# WORK ORDER:
Where in the data does the word "Quarter" appear? Find those lines and copy them.
══ LISTED RECORDS ══
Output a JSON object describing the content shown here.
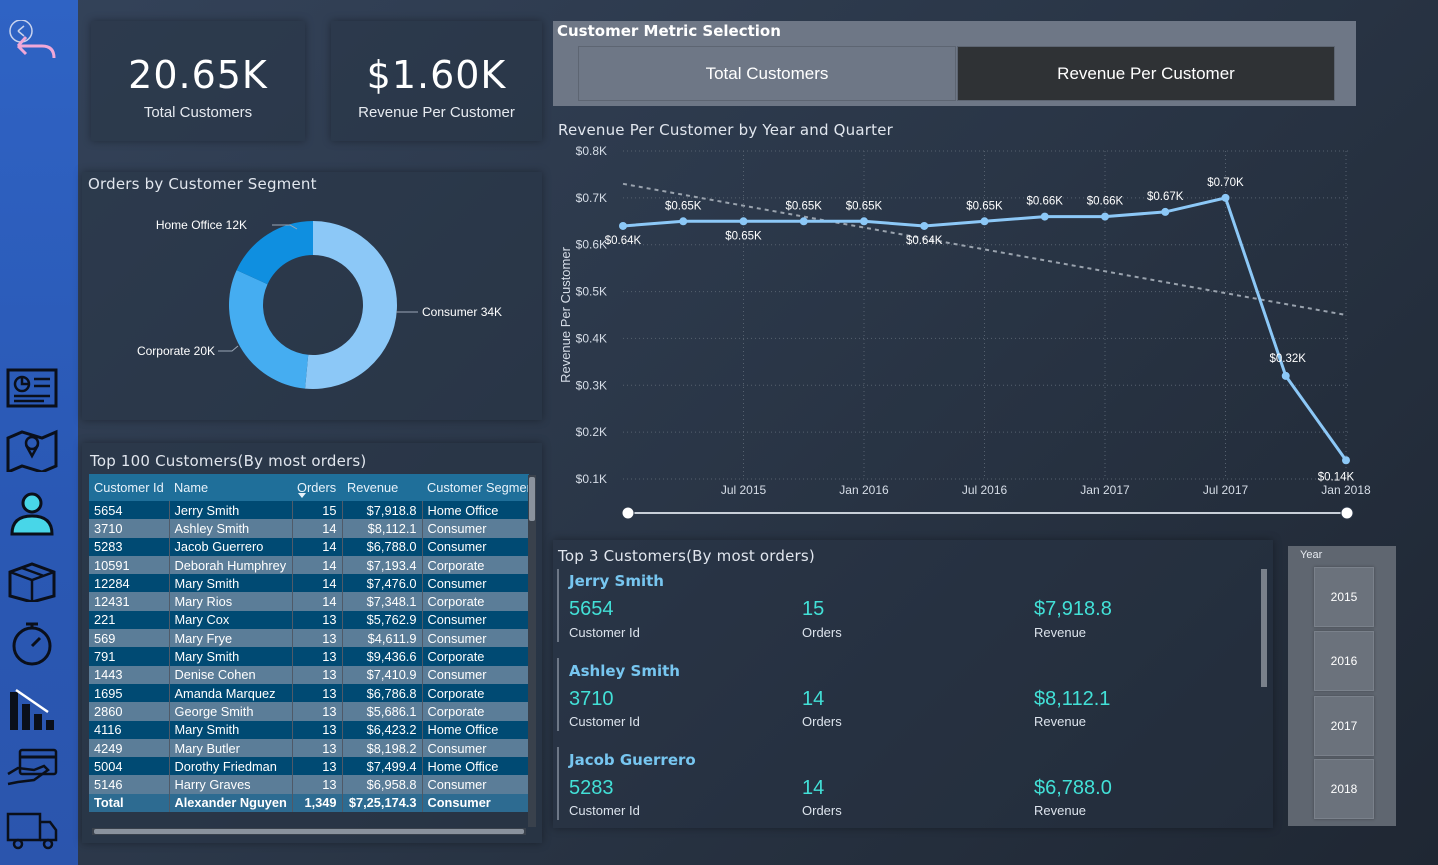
{
  "kpis": [
    {
      "value": "20.65K",
      "label": "Total Customers"
    },
    {
      "value": "$1.60K",
      "label": "Revenue Per Customer"
    }
  ],
  "metric_selection": {
    "title": "Customer Metric Selection",
    "options": [
      "Total Customers",
      "Revenue Per Customer"
    ],
    "selected": "Revenue Per Customer"
  },
  "segment_chart": {
    "title": "Orders by Customer Segment",
    "labels": [
      "Home Office 12K",
      "Consumer 34K",
      "Corporate 20K"
    ]
  },
  "line_chart": {
    "title": "Revenue Per Customer by Year and Quarter",
    "ylabel": "Revenue Per Customer",
    "y_ticks": [
      "$0.8K",
      "$0.7K",
      "$0.6K",
      "$0.5K",
      "$0.4K",
      "$0.3K",
      "$0.2K",
      "$0.1K"
    ],
    "x_ticks": [
      "Jul 2015",
      "Jan 2016",
      "Jul 2016",
      "Jan 2017",
      "Jul 2017",
      "Jan 2018"
    ],
    "point_labels": [
      "$0.64K",
      "$0.65K",
      "$0.65K",
      "$0.65K",
      "$0.65K",
      "$0.64K",
      "$0.65K",
      "$0.66K",
      "$0.66K",
      "$0.67K",
      "$0.70K",
      "$0.32K",
      "$0.14K"
    ]
  },
  "chart_data": [
    {
      "type": "pie",
      "title": "Orders by Customer Segment",
      "labels": [
        "Consumer",
        "Corporate",
        "Home Office"
      ],
      "values": [
        34,
        20,
        12
      ],
      "unit": "K",
      "colors": [
        "#8cc8f7",
        "#45adf1",
        "#0f8fe0"
      ]
    },
    {
      "type": "line",
      "title": "Revenue Per Customer by Year and Quarter",
      "ylabel": "Revenue Per Customer",
      "x": [
        "2015 Q1",
        "2015 Q2",
        "2015 Q3",
        "2015 Q4",
        "2016 Q1",
        "2016 Q2",
        "2016 Q3",
        "2016 Q4",
        "2017 Q1",
        "2017 Q2",
        "2017 Q3",
        "2017 Q4",
        "2018 Q1"
      ],
      "series": [
        {
          "values": [
            0.64,
            0.65,
            0.65,
            0.65,
            0.65,
            0.64,
            0.65,
            0.66,
            0.66,
            0.67,
            0.7,
            0.32,
            0.14
          ]
        }
      ],
      "trend_line": [
        0.73,
        0.45
      ],
      "ylim": [
        0.1,
        0.8
      ],
      "y_unit": "K",
      "grid": true
    }
  ],
  "table": {
    "title": "Top 100 Customers(By most orders)",
    "columns": [
      "Customer Id",
      "Name",
      "Orders",
      "Revenue",
      "Customer Segment"
    ],
    "rows": [
      [
        "5654",
        "Jerry Smith",
        "15",
        "$7,918.8",
        "Home Office"
      ],
      [
        "3710",
        "Ashley Smith",
        "14",
        "$8,112.1",
        "Consumer"
      ],
      [
        "5283",
        "Jacob Guerrero",
        "14",
        "$6,788.0",
        "Consumer"
      ],
      [
        "10591",
        "Deborah Humphrey",
        "14",
        "$7,193.4",
        "Corporate"
      ],
      [
        "12284",
        "Mary Smith",
        "14",
        "$7,476.0",
        "Consumer"
      ],
      [
        "12431",
        "Mary Rios",
        "14",
        "$7,348.1",
        "Corporate"
      ],
      [
        "221",
        "Mary Cox",
        "13",
        "$5,762.9",
        "Consumer"
      ],
      [
        "569",
        "Mary Frye",
        "13",
        "$4,611.9",
        "Consumer"
      ],
      [
        "791",
        "Mary Smith",
        "13",
        "$9,436.6",
        "Corporate"
      ],
      [
        "1443",
        "Denise Cohen",
        "13",
        "$7,410.9",
        "Consumer"
      ],
      [
        "1695",
        "Amanda Marquez",
        "13",
        "$6,786.8",
        "Corporate"
      ],
      [
        "2860",
        "George Smith",
        "13",
        "$5,686.1",
        "Corporate"
      ],
      [
        "4116",
        "Mary Smith",
        "13",
        "$6,423.2",
        "Home Office"
      ],
      [
        "4249",
        "Mary Butler",
        "13",
        "$8,198.2",
        "Consumer"
      ],
      [
        "5004",
        "Dorothy Friedman",
        "13",
        "$7,499.4",
        "Home Office"
      ],
      [
        "5146",
        "Harry Graves",
        "13",
        "$6,958.8",
        "Consumer"
      ]
    ],
    "total": [
      "Total",
      "Alexander Nguyen",
      "1,349",
      "$7,25,174.3",
      "Consumer"
    ]
  },
  "top3": {
    "title": "Top 3 Customers(By most orders)",
    "customers": [
      {
        "name": "Jerry Smith",
        "id": "5654",
        "orders": "15",
        "revenue": "$7,918.8"
      },
      {
        "name": "Ashley Smith",
        "id": "3710",
        "orders": "14",
        "revenue": "$8,112.1"
      },
      {
        "name": "Jacob Guerrero",
        "id": "5283",
        "orders": "14",
        "revenue": "$6,788.0"
      }
    ],
    "labels": {
      "id": "Customer Id",
      "orders": "Orders",
      "revenue": "Revenue"
    }
  },
  "year_slicer": {
    "title": "Year",
    "years": [
      "2015",
      "2016",
      "2017",
      "2018"
    ]
  },
  "nav": {
    "icons": [
      "back-arrow-icon",
      "dashboard-icon",
      "map-icon",
      "customer-icon",
      "product-box-icon",
      "stopwatch-icon",
      "decline-chart-icon",
      "payment-icon",
      "delivery-truck-icon"
    ]
  }
}
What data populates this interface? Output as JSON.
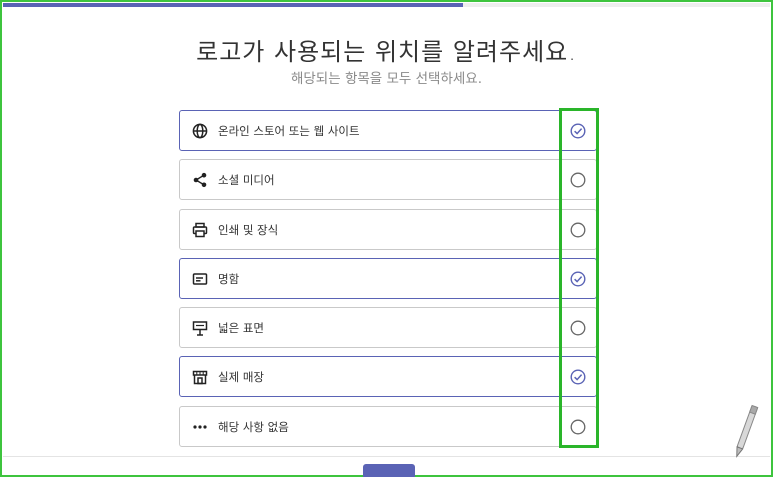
{
  "progress": {
    "value": 0.6
  },
  "header": {
    "title": "로고가 사용되는 위치를 알려주세요.",
    "subtitle": "해당되는 항목을 모두 선택하세요."
  },
  "options": [
    {
      "label": "온라인 스토어 또는 웹 사이트",
      "icon": "globe-icon",
      "selected": true
    },
    {
      "label": "소셜 미디어",
      "icon": "share-icon",
      "selected": false
    },
    {
      "label": "인쇄 및 장식",
      "icon": "printer-icon",
      "selected": false
    },
    {
      "label": "명함",
      "icon": "business-card-icon",
      "selected": true
    },
    {
      "label": "넓은 표면",
      "icon": "billboard-icon",
      "selected": false
    },
    {
      "label": "실제 매장",
      "icon": "storefront-icon",
      "selected": true
    },
    {
      "label": "해당 사항 없음",
      "icon": "more-dots-icon",
      "selected": false
    }
  ],
  "colors": {
    "accent": "#5a63b5",
    "highlight": "#2ab52a",
    "border": "#c9c9c9"
  }
}
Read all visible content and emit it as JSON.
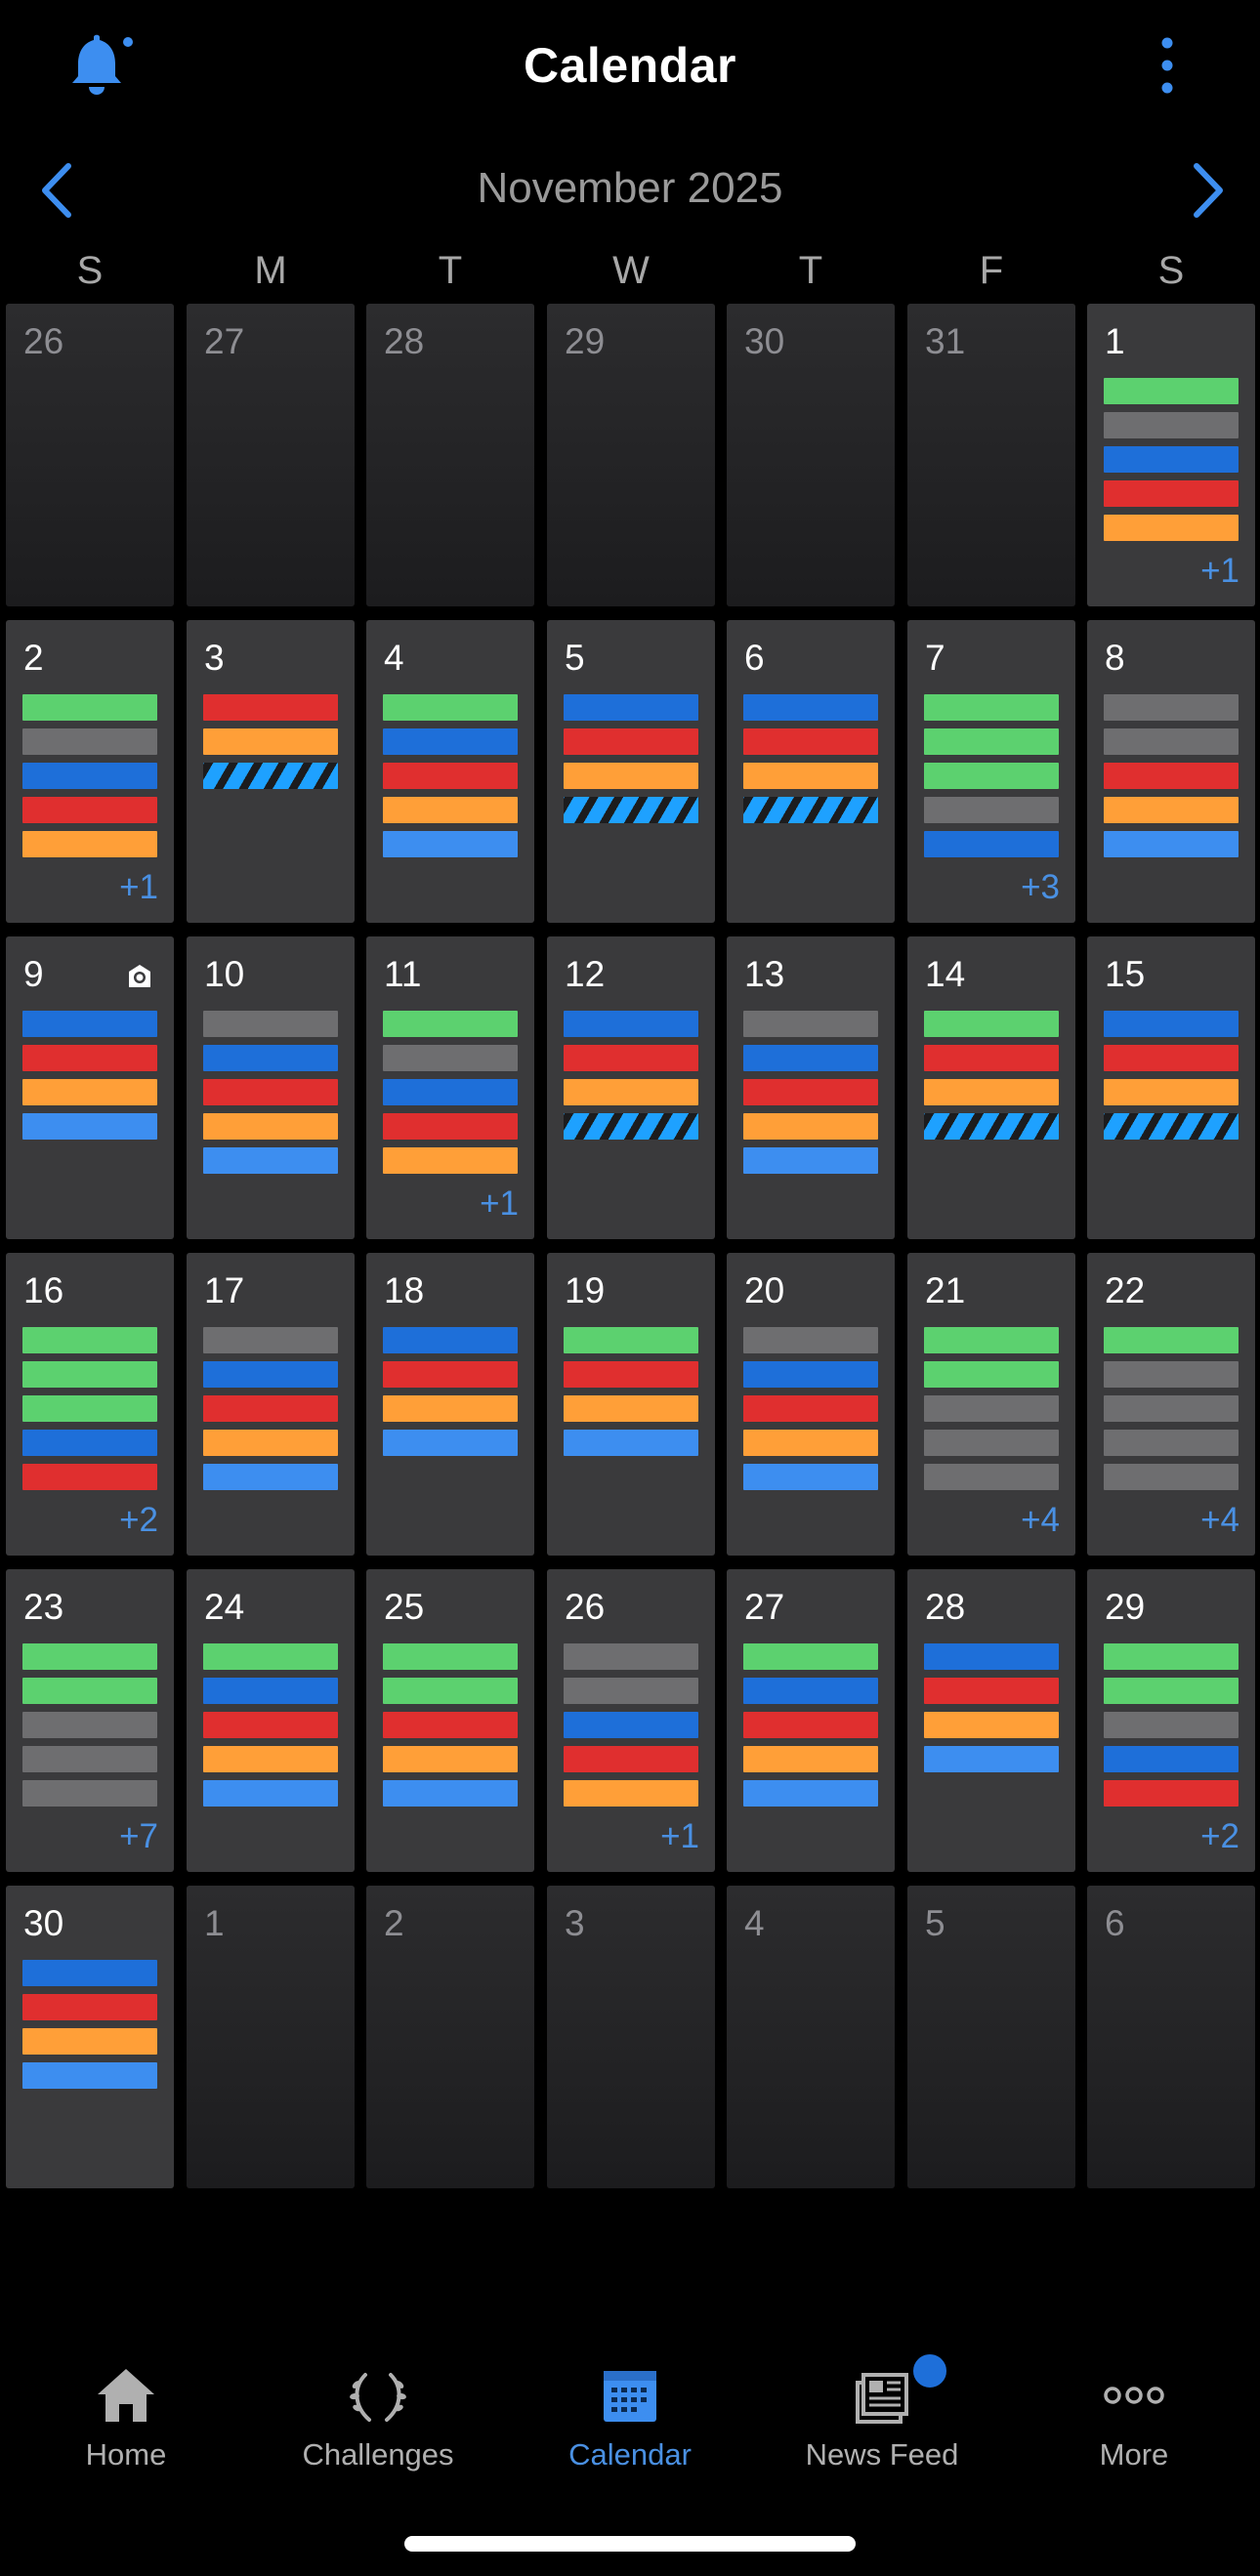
{
  "header": {
    "title": "Calendar",
    "notification_icon": "bell-icon",
    "menu_icon": "kebab-icon"
  },
  "month_nav": {
    "label": "November 2025"
  },
  "weekdays": [
    "S",
    "M",
    "T",
    "W",
    "T",
    "F",
    "S"
  ],
  "colors": {
    "accent": "#4a90e2",
    "green": "#5cd16f",
    "gray": "#6e6e70",
    "blue": "#1e6fd9",
    "red": "#e02f2f",
    "orange": "#ff9f38",
    "lightblue": "#3d8ef0",
    "hatch": "#1ea1ff"
  },
  "weeks": [
    [
      {
        "day": "26",
        "current": false,
        "events": [],
        "more": ""
      },
      {
        "day": "27",
        "current": false,
        "events": [],
        "more": ""
      },
      {
        "day": "28",
        "current": false,
        "events": [],
        "more": ""
      },
      {
        "day": "29",
        "current": false,
        "events": [],
        "more": ""
      },
      {
        "day": "30",
        "current": false,
        "events": [],
        "more": ""
      },
      {
        "day": "31",
        "current": false,
        "events": [],
        "more": ""
      },
      {
        "day": "1",
        "current": true,
        "events": [
          "green",
          "gray",
          "blue",
          "red",
          "orange"
        ],
        "more": "+1"
      }
    ],
    [
      {
        "day": "2",
        "current": true,
        "events": [
          "green",
          "gray",
          "blue",
          "red",
          "orange"
        ],
        "more": "+1"
      },
      {
        "day": "3",
        "current": true,
        "events": [
          "red",
          "orange",
          "hatch"
        ],
        "more": ""
      },
      {
        "day": "4",
        "current": true,
        "events": [
          "green",
          "blue",
          "red",
          "orange",
          "lightblue"
        ],
        "more": ""
      },
      {
        "day": "5",
        "current": true,
        "events": [
          "blue",
          "red",
          "orange",
          "hatch"
        ],
        "more": ""
      },
      {
        "day": "6",
        "current": true,
        "events": [
          "blue",
          "red",
          "orange",
          "hatch"
        ],
        "more": ""
      },
      {
        "day": "7",
        "current": true,
        "events": [
          "green",
          "green",
          "green",
          "gray",
          "blue"
        ],
        "more": "+3"
      },
      {
        "day": "8",
        "current": true,
        "events": [
          "gray",
          "gray",
          "red",
          "orange",
          "lightblue"
        ],
        "more": ""
      }
    ],
    [
      {
        "day": "9",
        "current": true,
        "events": [
          "blue",
          "red",
          "orange",
          "lightblue"
        ],
        "more": "",
        "icon": "medal-icon"
      },
      {
        "day": "10",
        "current": true,
        "events": [
          "gray",
          "blue",
          "red",
          "orange",
          "lightblue"
        ],
        "more": ""
      },
      {
        "day": "11",
        "current": true,
        "events": [
          "green",
          "gray",
          "blue",
          "red",
          "orange"
        ],
        "more": "+1"
      },
      {
        "day": "12",
        "current": true,
        "events": [
          "blue",
          "red",
          "orange",
          "hatch"
        ],
        "more": ""
      },
      {
        "day": "13",
        "current": true,
        "events": [
          "gray",
          "blue",
          "red",
          "orange",
          "lightblue"
        ],
        "more": ""
      },
      {
        "day": "14",
        "current": true,
        "events": [
          "green",
          "red",
          "orange",
          "hatch"
        ],
        "more": ""
      },
      {
        "day": "15",
        "current": true,
        "events": [
          "blue",
          "red",
          "orange",
          "hatch"
        ],
        "more": ""
      }
    ],
    [
      {
        "day": "16",
        "current": true,
        "events": [
          "green",
          "green",
          "green",
          "blue",
          "red"
        ],
        "more": "+2"
      },
      {
        "day": "17",
        "current": true,
        "events": [
          "gray",
          "blue",
          "red",
          "orange",
          "lightblue"
        ],
        "more": ""
      },
      {
        "day": "18",
        "current": true,
        "events": [
          "blue",
          "red",
          "orange",
          "lightblue"
        ],
        "more": ""
      },
      {
        "day": "19",
        "current": true,
        "events": [
          "green",
          "red",
          "orange",
          "lightblue"
        ],
        "more": ""
      },
      {
        "day": "20",
        "current": true,
        "events": [
          "gray",
          "blue",
          "red",
          "orange",
          "lightblue"
        ],
        "more": ""
      },
      {
        "day": "21",
        "current": true,
        "events": [
          "green",
          "green",
          "gray",
          "gray",
          "gray"
        ],
        "more": "+4"
      },
      {
        "day": "22",
        "current": true,
        "events": [
          "green",
          "gray",
          "gray",
          "gray",
          "gray"
        ],
        "more": "+4"
      }
    ],
    [
      {
        "day": "23",
        "current": true,
        "events": [
          "green",
          "green",
          "gray",
          "gray",
          "gray"
        ],
        "more": "+7"
      },
      {
        "day": "24",
        "current": true,
        "events": [
          "green",
          "blue",
          "red",
          "orange",
          "lightblue"
        ],
        "more": ""
      },
      {
        "day": "25",
        "current": true,
        "events": [
          "green",
          "green",
          "red",
          "orange",
          "lightblue"
        ],
        "more": ""
      },
      {
        "day": "26",
        "current": true,
        "events": [
          "gray",
          "gray",
          "blue",
          "red",
          "orange"
        ],
        "more": "+1"
      },
      {
        "day": "27",
        "current": true,
        "events": [
          "green",
          "blue",
          "red",
          "orange",
          "lightblue"
        ],
        "more": ""
      },
      {
        "day": "28",
        "current": true,
        "events": [
          "blue",
          "red",
          "orange",
          "lightblue"
        ],
        "more": ""
      },
      {
        "day": "29",
        "current": true,
        "events": [
          "green",
          "green",
          "gray",
          "blue",
          "red"
        ],
        "more": "+2"
      }
    ],
    [
      {
        "day": "30",
        "current": true,
        "events": [
          "blue",
          "red",
          "orange",
          "lightblue"
        ],
        "more": ""
      },
      {
        "day": "1",
        "current": false,
        "events": [],
        "more": ""
      },
      {
        "day": "2",
        "current": false,
        "events": [],
        "more": ""
      },
      {
        "day": "3",
        "current": false,
        "events": [],
        "more": ""
      },
      {
        "day": "4",
        "current": false,
        "events": [],
        "more": ""
      },
      {
        "day": "5",
        "current": false,
        "events": [],
        "more": ""
      },
      {
        "day": "6",
        "current": false,
        "events": [],
        "more": ""
      }
    ]
  ],
  "tabs": [
    {
      "label": "Home",
      "icon": "home-icon",
      "active": false
    },
    {
      "label": "Challenges",
      "icon": "laurel-icon",
      "active": false
    },
    {
      "label": "Calendar",
      "icon": "calendar-icon",
      "active": true
    },
    {
      "label": "News Feed",
      "icon": "newspaper-icon",
      "active": false,
      "badge": true
    },
    {
      "label": "More",
      "icon": "more-dots-icon",
      "active": false
    }
  ]
}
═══
# RESULT:
    "title": "Revenue Per Customer by Year and Quarter",
      "title": "Revenue Per Customer by Year and Quarter",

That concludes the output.